The opening scene resembles a club lounge, one dimly lit and furnished in the style of P.G. Wodehouse’s famous Drones Club. Gathered are members of the nobility preoccupied with finding new forms of entertainment. Rigoletto is a jester, a private comedian whose livelihood is all about amusing an audience not always prepared for taking in a gentlemanly way a rough joke. So it happens that in ridiculing a nobleman inferior in rank to his boss, Rigoletto went too far for the taste of the receiving end. Rigoletto is cursed. An elaborate and cunning revenge was set in motion. The insulted marquis plotted to lure Rigoletto’s daughter into a love affair under the false pretense that he is a poor student. Rigoletto in a way expected that his daughter might be at risk and provided his maid with strict instructions to spare his daughter from the wrathful man. Rigoletto is outsmarted by the sophistication of a nobleman’s con game and by his gross oversight of what a small bribe could achieve with a low servant.

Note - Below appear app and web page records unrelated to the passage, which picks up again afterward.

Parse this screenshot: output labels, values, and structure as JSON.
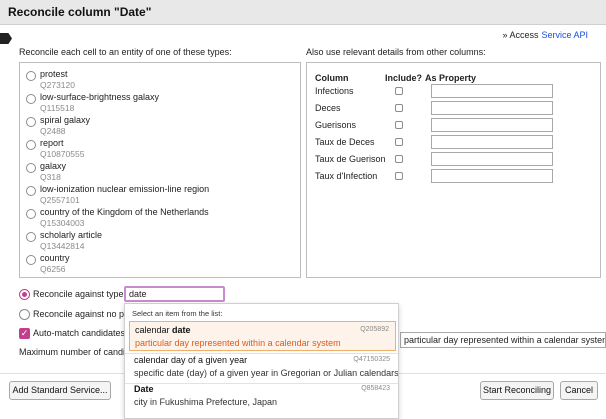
{
  "dialog": {
    "title": "Reconcile column \"Date\"",
    "access_prefix": "» Access",
    "access_link": "Service API"
  },
  "types_panel": {
    "heading": "Reconcile each cell to an entity of one of these types:",
    "items": [
      {
        "name": "protest",
        "id": "Q273120"
      },
      {
        "name": "low-surface-brightness galaxy",
        "id": "Q115518"
      },
      {
        "name": "spiral galaxy",
        "id": "Q2488"
      },
      {
        "name": "report",
        "id": "Q10870555"
      },
      {
        "name": "galaxy",
        "id": "Q318"
      },
      {
        "name": "low-ionization nuclear emission-line region",
        "id": "Q2557101"
      },
      {
        "name": "country of the Kingdom of the Netherlands",
        "id": "Q15304003"
      },
      {
        "name": "scholarly article",
        "id": "Q13442814"
      },
      {
        "name": "country",
        "id": "Q6256"
      }
    ]
  },
  "columns_panel": {
    "heading": "Also use relevant details from other columns:",
    "col_header": "Column",
    "include_header": "Include?",
    "property_header": "As Property",
    "rows": [
      {
        "name": "Infections"
      },
      {
        "name": "Deces"
      },
      {
        "name": "Guerisons"
      },
      {
        "name": "Taux de Deces"
      },
      {
        "name": "Taux de Guerison"
      },
      {
        "name": "Taux d'Infection"
      }
    ]
  },
  "options": {
    "against_type_label": "Reconcile against type:",
    "type_value": "date",
    "no_particular_label": "Reconcile against no pa",
    "auto_match_label": "Auto-match candidates v",
    "max_candidates_label": "Maximum number of candid",
    "property_value": "particular day represented within a calendar system"
  },
  "dropdown": {
    "hint": "Select an item from the list:",
    "items": [
      {
        "name_plain": "calendar",
        "name_bold": "date",
        "id": "Q205892",
        "desc": "particular day represented within a calendar system"
      },
      {
        "name_plain": "calendar day of a given year",
        "name_bold": "",
        "id": "Q47150325",
        "desc": "specific date (day) of a given year in Gregorian or Julian calendars"
      },
      {
        "name_plain": "",
        "name_bold": "Date",
        "id": "Q858423",
        "desc": "city in Fukushima Prefecture, Japan"
      }
    ]
  },
  "footer": {
    "add_service": "Add Standard Service...",
    "start": "Start Reconciling",
    "cancel": "Cancel"
  },
  "colors": {
    "accent": "#c1408b",
    "link": "#1a4fd8",
    "highlight_text": "#e05a1a"
  }
}
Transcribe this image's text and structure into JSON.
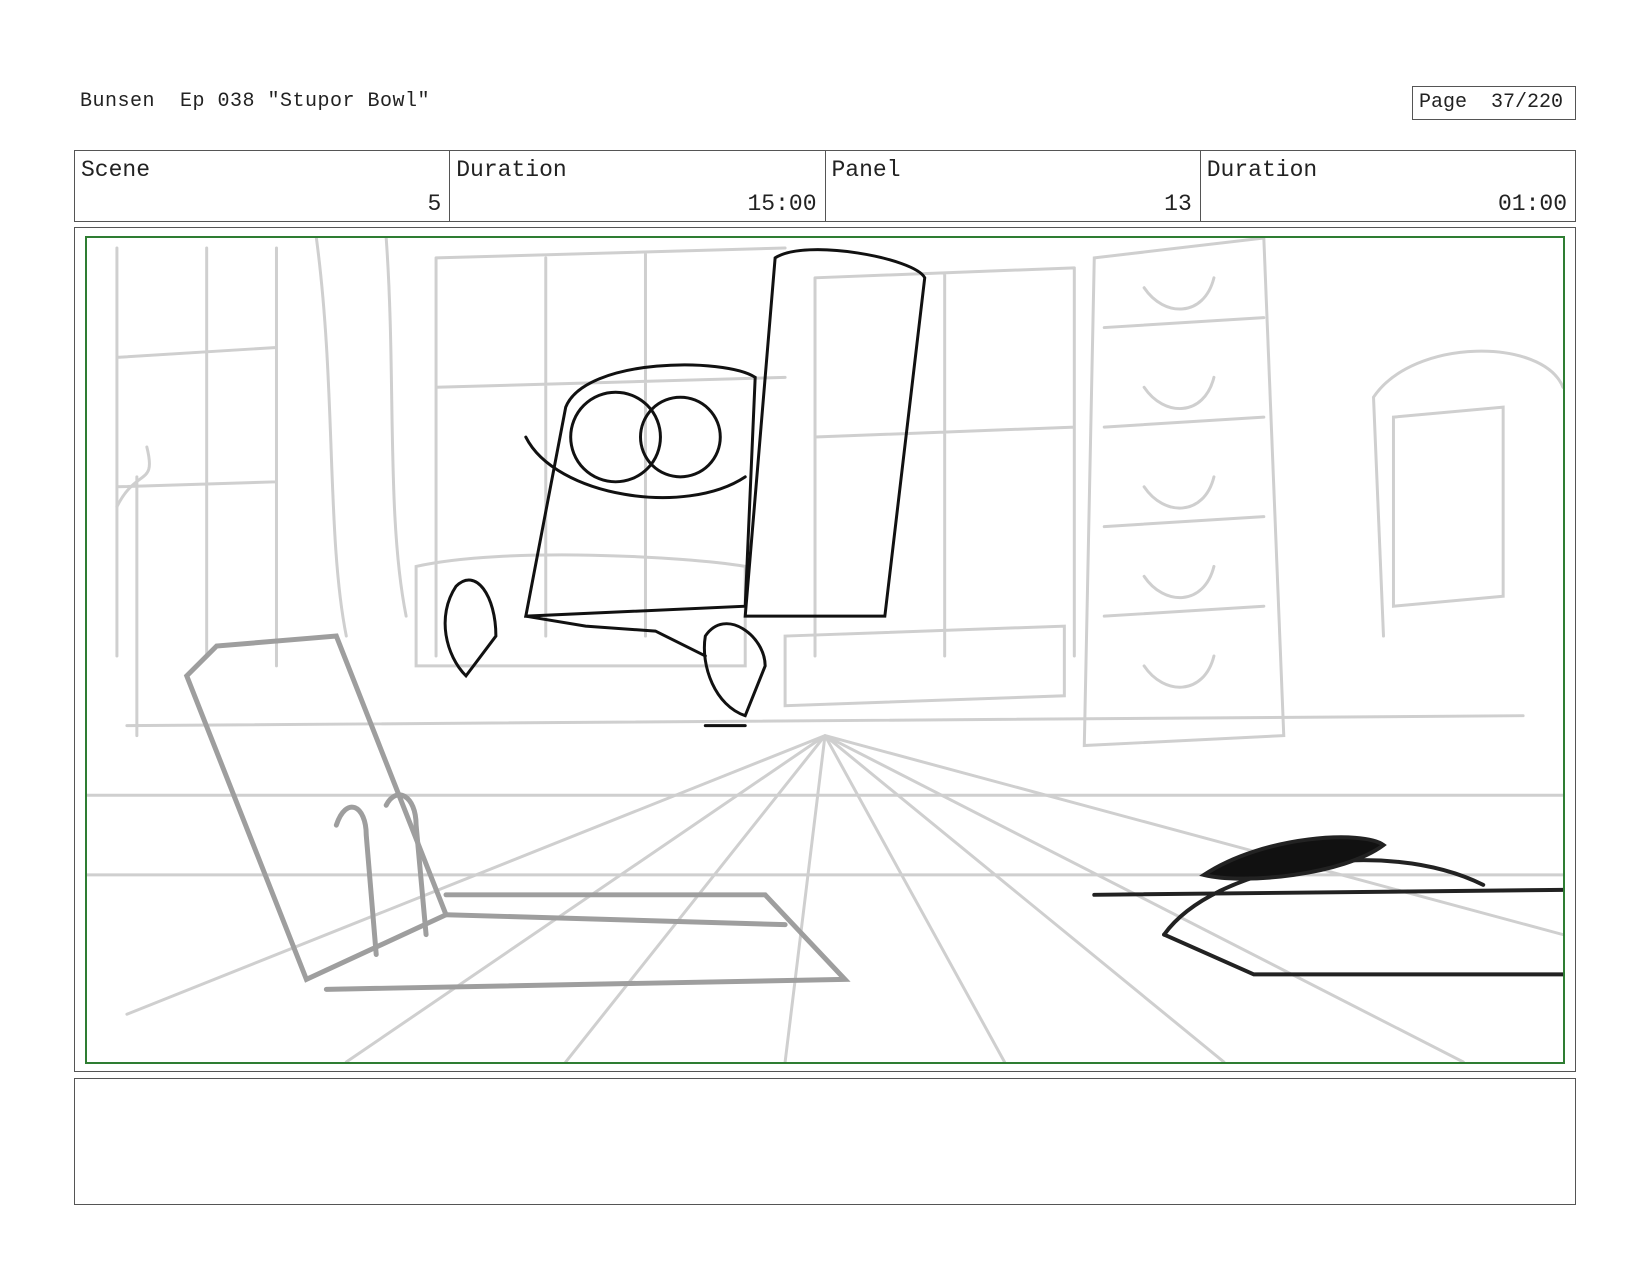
{
  "header": {
    "title": "Bunsen  Ep 038 \"Stupor Bowl\"",
    "page": "Page  37/220"
  },
  "info": {
    "scene_label": "Scene",
    "scene_value": "5",
    "scene_duration_label": "Duration",
    "scene_duration_value": "15:00",
    "panel_label": "Panel",
    "panel_value": "13",
    "panel_duration_label": "Duration",
    "panel_duration_value": "01:00"
  },
  "notes": {
    "text": ""
  }
}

On the scale of consciousness we have a duke, his guests, Rigoletto, Rigoletto’s servant maid and Rigoletto’s daughter. In this “vanity fair”, the master of the revels  is of course the duke. As the social status goes down the ability to see through the thick screen of appearances diminishes proportionally. Rigoletto is in the middle of this spectrum as someone who, by seeing it all from the inside, should know better. In his social being Rigoletto is in like proportion a master and a servant, but does not quite belong to either end of the spectrum. Yet, he cannot assess either of his social roles. He is also stigmatized by physical deformity. In terms of the political correctness of his time he is not quite a valid human being. As master of his maid and a father he can only simulate superiority. He cannot overcome the fact that he is a servant, no matter how close a view he has of the lives of his masters. It is from the perspective of his social being that his narrow consciousness sets him on the devastating path in which a murder is seen as a just solution. The part of him which identifies with a master takes the charge and he arranges a hitman for a revenge killing. But all is in vain for a man who has lost his path in life and is selling his own soul for a livelihood. Everyone is corrupt, even the assassin. So instead of the duke he kills the first random person to come along , who just happens to be Rigoletto’s daughter. Rigoletto, carried away in savouring his revenge, wants to be the one who will dispose of the body of the duke. But when he hears the voice of the duke from a distance, he opens the sack he is carrying and in horror sees his dying daughter.

 

The consciousness determined by the social being came across as a strong flavour, brought to life in a masterful staging of this libretto. Humiliation of the outcast, cannot be dissolved if love and compassion are in short supply. With a lack of love and compassion one cannot overcome the limitations imposed by one’s social being without resorting to violence. And violence does not lead anywhere but to more violence. The singing and orchestra rendered smoothly. This is a production worth of visual recording and should be a mandatory field trip for those who aspire to advanced studies of public relations and management of human resources.

And now, dear readers, allow me to finish with another apology, this time to the wonderful team who performed Rigoletto this season at the Canadian Opera Company, Toronto.

And the credits go to:  David Lomeli (The Duke of Mantua), John Kriter (Borsa), Mireille Asselin (Cauntess Ceprano), Quinn Kelsey (Rigoletto), Adrian Kramer (Marullo), Alain Coulombe (Count Ceprano), Robert Pomakov (Count Monterone), Philip Ens (Sparafucile), Ekaterina Sadovnikova (Gilda), Megan Latham (Giovanna), Jacqueline Woodley (a page), Neil Craighead (an usher), Kendal Gladen (Maddalena), Conductor: Johanes Debus, Director: Christopher Alden, Set and Costume Designer: Michele Levine, Lighting designer: Duane Schuler.